I have learned that a protein snack at bedtime (HS) helps prevent low blood glucose in my mornings. I generally have ¼ cup of cottage cheese, alone.

Proteins take about 5-7 hours to digest. Fats about 9 hours. When carbohydrates are combined with either, or both. their digestion is also slowed.
For me, bit of protein at every meal helps my total of 20-30 total units of Novolog & Levemir insulin keep me content.

We are all individual experiments. My formula numbers right now are:
I take 4½ units Levemir HS and 2 in the morning. My carb:insulin ratio is 10:1 at breakfast, 13:1 at lunch and 15:1 at dinner.
I have used Humalog & Novolog recently. Their peak times and durations differ slightly, but they are very similar for me

I’m curious whether you were able to see a dietitian this week. With “social distancing” in place, most doctors in PA are only meeting patients in-person for emergencies. In fact, my appointment with my endo on the 29th will either be a tele-chat or a virtual chat using a mobile App, if I can get it to work. (the directions don’t sync with the app itself)

I hope you can chat with a dietitian or cde soon for additional professional advice tailored to your diabetic issues.
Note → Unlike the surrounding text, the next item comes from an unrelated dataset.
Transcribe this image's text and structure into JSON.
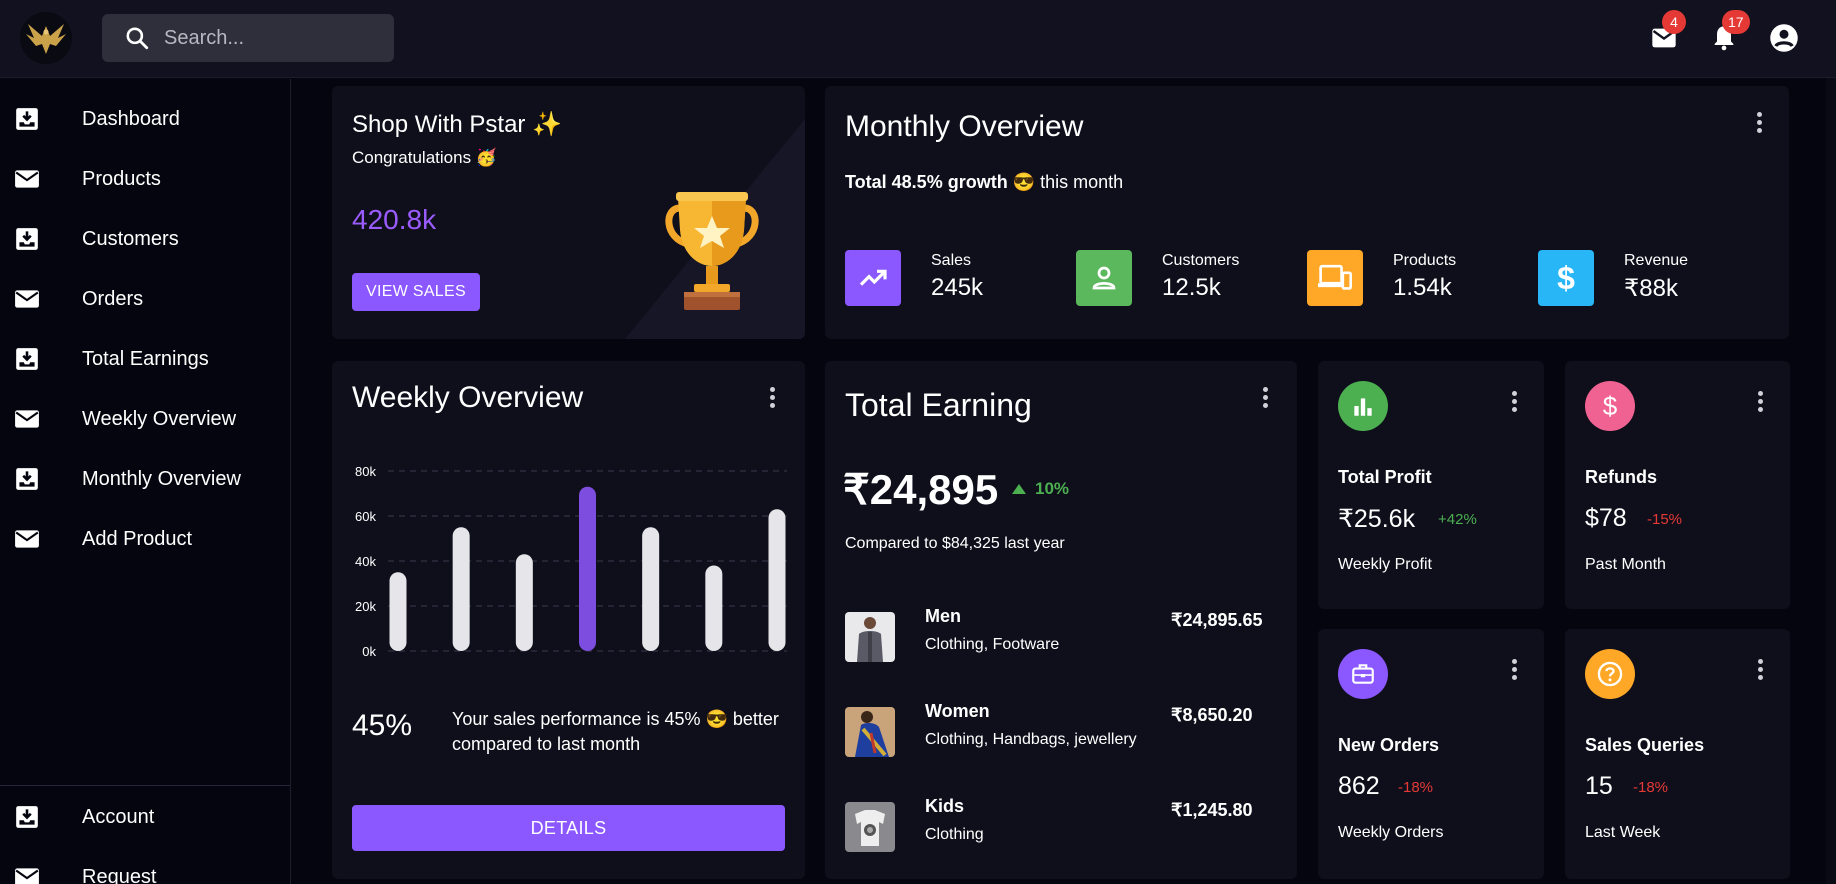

It is not need to over do any thing like dieting, eating other thing.Fill always happy and eat digestive food which give you energy.